The title is pretty self explanatory. Basically here are a few things that I've learnt since coming back into the game and from reading Battle Reports it seems that people are making these mistakes all the time.
I don't claim to be any sort of 40K guru but these things might make the difference between success and failure. Whilst they're geared to assaulting army like Space Wolves they apply to most 40K armies too.
1. Location, Location, Location
It's important to deploy your units in suitable positions e.g. long fangs somewhere with good cover and good fire lines. However, I'd say it's even more important to position the individual models within your units.
There's the obvious things like put template weapons (i.e. flamers) at the front but in a similar way make sure your meltaguns are up front to give them the best chance of half-range shots. Independent characters should go front and centre too. This will make sure they're always going to take part in an assault. Hiding them in a unit doesn't work as they're going to Pile In before the rest of the unit anyway.
Positioning units as a meatshield is also an effective way of giving a unit a cover save for example fenrisian wolves protecting thunderwolves.
Finally, correct positioning of the individual models means that when removing casualties you can do so without hampering effectiveness or coherency. Put your important models in the middle so that when you remove casualties you're never likely to have to remove them. Bear in mind that when being assaulted you may want to remove the front line of troops to prevent a charge after being shot at.
2. Stay Indoors
It may sound obvious but it's certainly something I didn't learn straight away. Since Space Wolves are predominantly a mechanised army it's important to use your transports correctly. It's very tempting to move 12" towards your target, get out, rapid fire and see what's still standing. Even though your grey hunters are adept at shooting they're far more effective if they charge.
If possible stay in your transport until someone blows it up. It can be surprisingly difficult for most units to de-mech you, especially if you moved 12" and popped smoke. However, if you've moved into a suitable position on the previous turn then by all means get out and charge your opponent. However, disembarking early just means you're wasting the protection of the vehicle. Obviously the Land Raider is an exception to this since you can move and assault.
Carefully decide whether to move your Rhinos 12" to get as close as possible or just 6" so you can shoot. Rune Priests with Lightning/Jaws/Hurricane should be allowed to shoot from the Rhino if possible.
3. Hold Your Fire!
We've all done it. You get your unit into assault range, try to thin out your opponent with a spot of shooting. Your shooting is a bit more effective than you expected so you actually kill a good number of your enemy. Your cunning opponent then removes the front line of troops and you find yourself no longer in range. In his turn he charges you and it doesn't end well!

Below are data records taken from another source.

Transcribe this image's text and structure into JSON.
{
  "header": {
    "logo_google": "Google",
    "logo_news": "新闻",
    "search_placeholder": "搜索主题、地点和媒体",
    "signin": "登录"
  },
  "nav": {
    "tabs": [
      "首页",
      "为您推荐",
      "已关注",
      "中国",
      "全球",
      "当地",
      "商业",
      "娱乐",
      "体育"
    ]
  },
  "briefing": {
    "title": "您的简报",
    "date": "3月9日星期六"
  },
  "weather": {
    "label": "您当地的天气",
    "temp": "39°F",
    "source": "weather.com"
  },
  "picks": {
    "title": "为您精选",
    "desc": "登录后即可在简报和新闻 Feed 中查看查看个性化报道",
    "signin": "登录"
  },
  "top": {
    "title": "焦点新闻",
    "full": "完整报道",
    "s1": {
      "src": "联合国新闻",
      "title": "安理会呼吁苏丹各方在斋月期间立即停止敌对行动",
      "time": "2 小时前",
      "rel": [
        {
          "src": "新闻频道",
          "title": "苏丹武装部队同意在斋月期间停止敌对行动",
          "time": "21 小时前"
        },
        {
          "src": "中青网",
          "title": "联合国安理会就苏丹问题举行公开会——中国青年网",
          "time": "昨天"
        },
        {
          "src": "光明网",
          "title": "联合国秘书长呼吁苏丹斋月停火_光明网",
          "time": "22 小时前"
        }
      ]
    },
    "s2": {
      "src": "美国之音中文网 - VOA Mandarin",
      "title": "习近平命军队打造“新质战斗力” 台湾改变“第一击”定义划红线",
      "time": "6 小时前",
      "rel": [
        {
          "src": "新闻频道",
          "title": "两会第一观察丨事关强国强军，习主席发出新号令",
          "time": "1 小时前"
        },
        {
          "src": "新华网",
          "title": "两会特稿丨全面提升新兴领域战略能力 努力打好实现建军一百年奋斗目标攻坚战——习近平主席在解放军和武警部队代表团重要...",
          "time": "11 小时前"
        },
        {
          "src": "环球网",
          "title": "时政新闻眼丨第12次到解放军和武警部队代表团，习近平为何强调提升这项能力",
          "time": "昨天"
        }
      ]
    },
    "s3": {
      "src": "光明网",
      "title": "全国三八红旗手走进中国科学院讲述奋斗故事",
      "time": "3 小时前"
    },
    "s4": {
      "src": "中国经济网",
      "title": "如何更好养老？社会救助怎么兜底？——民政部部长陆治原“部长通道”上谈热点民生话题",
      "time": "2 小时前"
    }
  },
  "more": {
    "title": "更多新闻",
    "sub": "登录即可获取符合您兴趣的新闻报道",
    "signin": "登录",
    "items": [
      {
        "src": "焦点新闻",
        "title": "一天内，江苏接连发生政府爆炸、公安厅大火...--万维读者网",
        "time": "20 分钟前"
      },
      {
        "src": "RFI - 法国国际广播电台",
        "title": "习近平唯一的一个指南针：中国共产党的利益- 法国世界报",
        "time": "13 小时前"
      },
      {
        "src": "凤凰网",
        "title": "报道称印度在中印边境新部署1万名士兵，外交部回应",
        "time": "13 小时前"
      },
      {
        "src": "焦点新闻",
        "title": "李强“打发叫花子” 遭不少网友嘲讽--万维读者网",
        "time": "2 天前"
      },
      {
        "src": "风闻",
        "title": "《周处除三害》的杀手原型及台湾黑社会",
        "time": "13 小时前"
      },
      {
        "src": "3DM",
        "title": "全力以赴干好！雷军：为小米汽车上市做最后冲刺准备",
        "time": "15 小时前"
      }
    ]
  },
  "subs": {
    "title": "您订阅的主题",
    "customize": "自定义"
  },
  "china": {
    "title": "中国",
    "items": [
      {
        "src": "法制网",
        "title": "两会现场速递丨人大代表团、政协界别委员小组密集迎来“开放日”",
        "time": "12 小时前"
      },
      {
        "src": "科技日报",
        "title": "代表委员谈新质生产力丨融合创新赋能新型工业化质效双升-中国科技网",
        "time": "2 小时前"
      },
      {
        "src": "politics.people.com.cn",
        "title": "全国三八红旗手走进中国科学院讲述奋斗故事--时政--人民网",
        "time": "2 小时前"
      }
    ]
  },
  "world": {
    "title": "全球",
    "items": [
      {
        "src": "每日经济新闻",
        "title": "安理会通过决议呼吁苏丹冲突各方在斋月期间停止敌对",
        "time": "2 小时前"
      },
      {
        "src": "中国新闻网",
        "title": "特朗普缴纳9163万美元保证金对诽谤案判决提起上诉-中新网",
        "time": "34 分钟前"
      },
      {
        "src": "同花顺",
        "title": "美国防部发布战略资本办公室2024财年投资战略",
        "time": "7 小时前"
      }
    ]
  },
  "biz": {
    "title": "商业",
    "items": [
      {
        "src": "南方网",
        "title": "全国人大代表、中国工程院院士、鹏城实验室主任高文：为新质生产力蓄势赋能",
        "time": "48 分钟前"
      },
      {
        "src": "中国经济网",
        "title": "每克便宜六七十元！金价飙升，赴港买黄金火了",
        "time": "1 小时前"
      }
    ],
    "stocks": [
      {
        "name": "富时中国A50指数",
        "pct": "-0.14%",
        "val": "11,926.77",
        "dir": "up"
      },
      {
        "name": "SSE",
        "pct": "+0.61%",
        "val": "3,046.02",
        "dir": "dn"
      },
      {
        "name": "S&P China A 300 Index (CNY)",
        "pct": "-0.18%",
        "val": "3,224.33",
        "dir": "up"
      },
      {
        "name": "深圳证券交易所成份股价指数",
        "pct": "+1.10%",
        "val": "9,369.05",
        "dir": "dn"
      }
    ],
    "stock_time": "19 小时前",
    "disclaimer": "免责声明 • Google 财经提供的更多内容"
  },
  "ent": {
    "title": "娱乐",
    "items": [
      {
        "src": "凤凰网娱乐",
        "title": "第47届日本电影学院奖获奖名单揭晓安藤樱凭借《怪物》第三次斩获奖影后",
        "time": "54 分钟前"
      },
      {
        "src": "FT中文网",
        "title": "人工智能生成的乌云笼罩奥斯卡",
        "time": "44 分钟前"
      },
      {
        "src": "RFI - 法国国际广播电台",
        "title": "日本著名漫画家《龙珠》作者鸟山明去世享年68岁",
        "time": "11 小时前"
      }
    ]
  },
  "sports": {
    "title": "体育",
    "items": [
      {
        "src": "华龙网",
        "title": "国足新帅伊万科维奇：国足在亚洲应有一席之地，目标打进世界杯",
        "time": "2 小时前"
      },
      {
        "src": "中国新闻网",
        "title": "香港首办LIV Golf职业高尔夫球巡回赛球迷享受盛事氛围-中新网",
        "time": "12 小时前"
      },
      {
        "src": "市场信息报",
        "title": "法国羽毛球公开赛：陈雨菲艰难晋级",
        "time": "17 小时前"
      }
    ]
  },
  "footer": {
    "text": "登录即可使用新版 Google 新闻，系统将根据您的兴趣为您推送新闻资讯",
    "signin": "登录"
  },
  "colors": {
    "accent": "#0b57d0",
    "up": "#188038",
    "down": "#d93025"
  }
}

Judging distances is vital in 40K. Get used to what 6" looks like. It's normally further than you think when being charged and shorter when you're doing the charging! When you move into assault range figure out in your head roughly how effective your shooting will be. If you're just over an inch or two away then by all means shoot but otherwise think carefully about it.
The other thing to consider is terrain. Even if you're only a couple of inches away, shooting can make this 3-4" and then you're relying heavily on your dice roll.
4. Beat Them to it
No matter what army you're playing against, getting the charge is often decisive. Whilst technically you only gain 1 attack (unless you're a blood claw or Ragnar), by denying them a bonus attack it's doubled. It's even more important when considering things like furious charge. Whilst charging obviously isn't as important for Space Wolves as it is for Blood Angels or Orks it's denying your opponent the charging bonus that is key. Get charged by Blood Angels and you're in trouble with I5 and S5. Charge them and see how fragile they can be.
It's a very difficult skill to ensure you get the charge. Transports make this slightly easier as, assuming you don't get de-meched, you can stop your opponent charging you. Otherwise it's a matter of getting the distances right. Remember to consider things like fleet, jump packs ignoring terrain and open-topped vehicles covering a lot of ground and still assaulting.
5. Lambs to the Slaughter
When you're playing aggressively it can be easy to get carried away and charge everything. Even though I've just said that charging is important, it's equally essential that you don't charge unless you have to. If there's an opponent that you've a strong chance of losing the combat to then don't charge. If he wins and you either get wiped out or break then he's free to do what he wants in his turn. If you let him charge you then he's not going to be stuck in combat on your turn and you can pelt him with fire.
Obviously this is a lot easier when you've got Space Wolves and their ability to counter-attack but it's worth considering nonetheless. It's essential for armies that rely on shooting such as IG or Tau, with the exception of a couple of units/scenarios neither of these armies should charge.
Also if you think you can kill a unit entirely with shooting then think carefully about whether you rapid fire or not. Charging in might mean you lose men but you'll gain a free advance in the form of your charge and eventual consolidation. By shooting you don't put your own models at risk but you'll be stationary.
These 5 tips just scratch the surface of the sort of things you need to consider to be good at 40K. I can't pretend for a second that I've mastered any of them. I make mistakes all the time but if you consider these things when you're playing then hopefully you'll make less.
I hope they've helped out and that they weren't just pointing out the obvious!